In my opinion, the Judiciary is the only uncorrupted institution in the country, restoring the balance of the tyranny as inflicted by our political masters. With the honourable Supreme Court staying the beef ban order across the country, I am sure I talk for everyone that our faith in the country’s judiciary was restored. The same can be said about the incident when tough action was taken against the BCCI presidium. The lawyers and judges have done an excellent job right from the beginning, maintaining the process of law making in a righteous, fair and balanced manner. As can be seen, these actions are against the society’s elite. So a question to be asked is, what has happened to the elite? Something about them has changed. They have been corrupted by their selfish motives and the extraordinary gains that arise out of them, monetary and otherwise, and seriously lack empathy and compassion for the underprivileged and the marginalised

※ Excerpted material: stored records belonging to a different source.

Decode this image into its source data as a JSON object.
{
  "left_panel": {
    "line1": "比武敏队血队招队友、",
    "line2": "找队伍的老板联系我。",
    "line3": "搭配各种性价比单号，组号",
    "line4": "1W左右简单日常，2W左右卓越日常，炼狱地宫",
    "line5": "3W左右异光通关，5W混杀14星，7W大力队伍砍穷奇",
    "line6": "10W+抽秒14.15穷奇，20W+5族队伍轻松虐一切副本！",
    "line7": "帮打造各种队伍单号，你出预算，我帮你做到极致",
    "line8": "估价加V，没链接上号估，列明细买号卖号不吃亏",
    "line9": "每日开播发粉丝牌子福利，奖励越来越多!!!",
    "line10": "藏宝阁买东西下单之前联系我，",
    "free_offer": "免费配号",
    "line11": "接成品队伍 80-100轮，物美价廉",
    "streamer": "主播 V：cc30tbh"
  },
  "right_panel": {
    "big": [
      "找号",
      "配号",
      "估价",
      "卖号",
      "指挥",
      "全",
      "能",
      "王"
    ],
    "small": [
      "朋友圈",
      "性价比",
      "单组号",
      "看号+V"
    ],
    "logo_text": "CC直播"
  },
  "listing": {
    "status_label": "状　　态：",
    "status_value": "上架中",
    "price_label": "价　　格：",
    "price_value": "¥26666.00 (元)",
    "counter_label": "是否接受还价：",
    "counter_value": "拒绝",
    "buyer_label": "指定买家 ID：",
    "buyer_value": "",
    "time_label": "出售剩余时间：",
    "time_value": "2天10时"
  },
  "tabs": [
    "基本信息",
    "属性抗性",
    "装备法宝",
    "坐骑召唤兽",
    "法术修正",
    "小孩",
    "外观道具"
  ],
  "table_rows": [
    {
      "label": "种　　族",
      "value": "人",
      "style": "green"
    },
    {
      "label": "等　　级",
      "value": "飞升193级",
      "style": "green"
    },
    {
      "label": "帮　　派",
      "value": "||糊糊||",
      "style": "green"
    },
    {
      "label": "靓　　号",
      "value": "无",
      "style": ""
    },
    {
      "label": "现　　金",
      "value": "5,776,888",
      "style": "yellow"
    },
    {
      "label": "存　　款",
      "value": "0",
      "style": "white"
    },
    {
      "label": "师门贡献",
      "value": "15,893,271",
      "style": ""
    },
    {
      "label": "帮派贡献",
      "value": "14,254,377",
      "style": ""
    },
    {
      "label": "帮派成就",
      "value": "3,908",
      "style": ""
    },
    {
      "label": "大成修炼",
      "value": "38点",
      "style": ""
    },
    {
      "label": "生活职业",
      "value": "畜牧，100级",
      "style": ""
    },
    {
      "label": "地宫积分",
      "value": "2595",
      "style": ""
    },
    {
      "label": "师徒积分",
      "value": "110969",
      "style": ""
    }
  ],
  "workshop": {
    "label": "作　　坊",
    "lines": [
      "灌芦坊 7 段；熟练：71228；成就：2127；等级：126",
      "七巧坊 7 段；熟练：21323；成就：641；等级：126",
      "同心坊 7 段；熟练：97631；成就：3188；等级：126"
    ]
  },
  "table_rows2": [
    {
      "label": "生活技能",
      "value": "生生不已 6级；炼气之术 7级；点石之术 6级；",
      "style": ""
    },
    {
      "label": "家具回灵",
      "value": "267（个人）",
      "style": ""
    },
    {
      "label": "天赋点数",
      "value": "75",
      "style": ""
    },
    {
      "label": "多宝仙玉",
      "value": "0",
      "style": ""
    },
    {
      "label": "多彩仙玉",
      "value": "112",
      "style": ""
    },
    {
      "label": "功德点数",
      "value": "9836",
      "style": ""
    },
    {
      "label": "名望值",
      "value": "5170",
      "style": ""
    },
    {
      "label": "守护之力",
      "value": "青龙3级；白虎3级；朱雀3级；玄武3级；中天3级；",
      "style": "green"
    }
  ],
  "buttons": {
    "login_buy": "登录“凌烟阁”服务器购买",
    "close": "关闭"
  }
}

The feature photo of the article is that of the outside of an eatery near Jama Masjid, where I went for dinner after the lecture. This was common sight in front of many eateries there. It was closing time and what looked like beggars had lined up outside the restaurants in anticipation of food. The restaurateurs would generously give away their leftover food to these tens of people waiting in line. But look at the beggars. They are sitting, if not on the ground, on their only possessions. Their hands were spread out asking for food. Their heads were bent down. And this is happening in the heart of the capital of this great country called India. What is this, if not social exclusion? As soon as one row of beggars would get food, only then would they get up and walk away. The ones sitting behind them would crawl ahead, in a duck-walking fashion, and spread their hands out for food. Who is representing them? Who is protecting their interests?